PROBLEM DESCRIPTION :: Every line in the data below that has the word "accent" should be returned.

Records contained in a dataset ::
·····

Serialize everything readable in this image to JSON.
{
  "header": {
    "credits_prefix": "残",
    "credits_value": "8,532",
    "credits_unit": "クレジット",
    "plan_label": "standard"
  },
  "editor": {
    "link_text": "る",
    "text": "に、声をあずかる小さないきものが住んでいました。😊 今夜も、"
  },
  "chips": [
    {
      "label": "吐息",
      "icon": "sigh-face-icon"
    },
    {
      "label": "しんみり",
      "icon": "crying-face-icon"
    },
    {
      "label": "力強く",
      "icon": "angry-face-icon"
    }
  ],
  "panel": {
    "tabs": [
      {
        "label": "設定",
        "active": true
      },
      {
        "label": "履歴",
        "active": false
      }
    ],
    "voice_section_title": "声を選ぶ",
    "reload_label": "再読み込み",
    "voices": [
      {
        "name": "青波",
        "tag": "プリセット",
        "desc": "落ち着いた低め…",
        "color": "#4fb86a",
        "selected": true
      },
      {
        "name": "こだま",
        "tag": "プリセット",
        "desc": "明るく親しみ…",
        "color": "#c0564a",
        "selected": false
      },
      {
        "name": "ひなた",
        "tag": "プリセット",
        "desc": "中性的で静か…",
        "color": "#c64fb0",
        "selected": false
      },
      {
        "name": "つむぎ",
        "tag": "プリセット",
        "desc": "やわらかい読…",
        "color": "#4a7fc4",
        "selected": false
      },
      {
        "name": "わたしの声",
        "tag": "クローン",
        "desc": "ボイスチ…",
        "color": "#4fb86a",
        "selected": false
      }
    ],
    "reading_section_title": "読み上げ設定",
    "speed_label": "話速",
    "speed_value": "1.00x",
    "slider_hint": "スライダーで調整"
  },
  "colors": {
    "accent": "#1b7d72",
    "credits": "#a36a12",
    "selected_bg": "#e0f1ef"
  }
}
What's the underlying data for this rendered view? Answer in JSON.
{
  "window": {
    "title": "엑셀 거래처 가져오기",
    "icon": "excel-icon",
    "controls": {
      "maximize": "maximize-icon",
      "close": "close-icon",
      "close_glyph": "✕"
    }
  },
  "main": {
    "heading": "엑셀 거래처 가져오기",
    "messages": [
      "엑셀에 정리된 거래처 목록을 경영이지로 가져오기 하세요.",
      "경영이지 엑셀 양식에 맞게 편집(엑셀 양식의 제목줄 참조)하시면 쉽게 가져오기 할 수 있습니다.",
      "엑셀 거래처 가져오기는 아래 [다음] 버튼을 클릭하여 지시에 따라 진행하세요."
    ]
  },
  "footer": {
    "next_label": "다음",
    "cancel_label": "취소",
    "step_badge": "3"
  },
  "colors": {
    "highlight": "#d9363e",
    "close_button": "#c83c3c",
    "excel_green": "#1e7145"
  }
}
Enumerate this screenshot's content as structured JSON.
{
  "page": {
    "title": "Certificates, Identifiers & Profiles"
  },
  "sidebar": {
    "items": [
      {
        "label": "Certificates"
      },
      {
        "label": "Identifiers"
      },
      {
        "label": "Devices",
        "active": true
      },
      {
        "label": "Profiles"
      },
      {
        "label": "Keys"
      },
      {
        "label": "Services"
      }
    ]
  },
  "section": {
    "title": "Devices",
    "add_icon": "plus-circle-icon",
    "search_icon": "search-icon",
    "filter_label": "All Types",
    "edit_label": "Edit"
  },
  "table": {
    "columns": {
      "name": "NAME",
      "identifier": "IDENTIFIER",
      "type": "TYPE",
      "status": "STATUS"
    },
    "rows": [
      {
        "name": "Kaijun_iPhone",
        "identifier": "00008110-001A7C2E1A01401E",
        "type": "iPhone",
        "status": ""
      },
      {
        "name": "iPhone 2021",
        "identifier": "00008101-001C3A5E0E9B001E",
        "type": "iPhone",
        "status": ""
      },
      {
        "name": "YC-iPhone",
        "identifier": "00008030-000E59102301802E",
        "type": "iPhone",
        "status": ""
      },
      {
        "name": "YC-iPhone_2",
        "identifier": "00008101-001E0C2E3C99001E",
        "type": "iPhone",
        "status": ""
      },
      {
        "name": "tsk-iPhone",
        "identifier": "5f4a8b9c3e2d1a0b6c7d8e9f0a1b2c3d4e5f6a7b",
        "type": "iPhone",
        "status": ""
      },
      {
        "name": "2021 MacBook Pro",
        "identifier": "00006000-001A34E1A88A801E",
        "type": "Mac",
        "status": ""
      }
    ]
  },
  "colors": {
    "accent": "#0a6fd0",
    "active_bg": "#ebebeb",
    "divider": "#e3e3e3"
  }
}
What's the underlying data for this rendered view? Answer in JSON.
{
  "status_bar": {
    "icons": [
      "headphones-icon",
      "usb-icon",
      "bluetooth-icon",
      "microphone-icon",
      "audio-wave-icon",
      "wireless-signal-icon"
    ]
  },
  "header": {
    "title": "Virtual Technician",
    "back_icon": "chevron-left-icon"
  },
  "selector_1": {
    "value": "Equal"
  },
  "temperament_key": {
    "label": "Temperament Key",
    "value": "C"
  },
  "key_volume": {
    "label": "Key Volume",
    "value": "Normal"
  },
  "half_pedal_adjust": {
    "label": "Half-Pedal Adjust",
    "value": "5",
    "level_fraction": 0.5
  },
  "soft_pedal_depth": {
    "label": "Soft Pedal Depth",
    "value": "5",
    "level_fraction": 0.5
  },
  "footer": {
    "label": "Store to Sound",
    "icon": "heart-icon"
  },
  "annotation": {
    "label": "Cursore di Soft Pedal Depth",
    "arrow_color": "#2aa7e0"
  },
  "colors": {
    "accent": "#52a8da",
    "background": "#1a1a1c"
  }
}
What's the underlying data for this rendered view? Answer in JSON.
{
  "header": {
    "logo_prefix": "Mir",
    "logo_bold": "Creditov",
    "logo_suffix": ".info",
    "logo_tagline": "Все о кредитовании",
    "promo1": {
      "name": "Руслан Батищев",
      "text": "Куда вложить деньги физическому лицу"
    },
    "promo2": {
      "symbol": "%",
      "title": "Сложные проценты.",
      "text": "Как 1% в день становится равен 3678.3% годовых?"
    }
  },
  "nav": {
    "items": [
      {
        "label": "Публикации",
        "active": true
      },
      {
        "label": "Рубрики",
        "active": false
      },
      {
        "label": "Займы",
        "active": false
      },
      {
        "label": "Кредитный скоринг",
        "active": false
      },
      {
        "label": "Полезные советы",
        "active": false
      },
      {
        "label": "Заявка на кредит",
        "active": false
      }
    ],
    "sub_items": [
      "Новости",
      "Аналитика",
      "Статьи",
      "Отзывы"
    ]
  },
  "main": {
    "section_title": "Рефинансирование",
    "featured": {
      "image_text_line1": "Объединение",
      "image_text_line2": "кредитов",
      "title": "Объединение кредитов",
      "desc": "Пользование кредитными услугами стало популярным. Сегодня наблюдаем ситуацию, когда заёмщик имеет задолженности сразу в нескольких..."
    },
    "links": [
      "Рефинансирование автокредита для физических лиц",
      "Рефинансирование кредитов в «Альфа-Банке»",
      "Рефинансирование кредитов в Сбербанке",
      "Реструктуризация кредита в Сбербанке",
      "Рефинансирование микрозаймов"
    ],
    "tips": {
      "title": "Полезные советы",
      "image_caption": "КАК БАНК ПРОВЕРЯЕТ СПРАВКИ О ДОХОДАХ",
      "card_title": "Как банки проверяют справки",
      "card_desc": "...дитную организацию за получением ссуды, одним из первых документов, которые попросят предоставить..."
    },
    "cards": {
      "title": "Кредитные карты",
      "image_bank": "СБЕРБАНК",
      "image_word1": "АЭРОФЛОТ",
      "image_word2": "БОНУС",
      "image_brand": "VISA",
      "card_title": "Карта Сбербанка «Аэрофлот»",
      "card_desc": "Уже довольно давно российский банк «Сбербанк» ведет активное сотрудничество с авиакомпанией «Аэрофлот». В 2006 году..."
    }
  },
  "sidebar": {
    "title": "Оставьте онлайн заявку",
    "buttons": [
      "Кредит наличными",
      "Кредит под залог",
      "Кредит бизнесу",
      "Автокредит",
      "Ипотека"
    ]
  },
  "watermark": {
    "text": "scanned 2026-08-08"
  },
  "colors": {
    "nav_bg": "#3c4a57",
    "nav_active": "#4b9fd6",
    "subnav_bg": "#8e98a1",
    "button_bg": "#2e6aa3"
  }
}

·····

WRITTEN SOLUTION ::
    "accent": "#1b7d72",
    "accent": "#0a6fd0",
    "accent": "#52a8da",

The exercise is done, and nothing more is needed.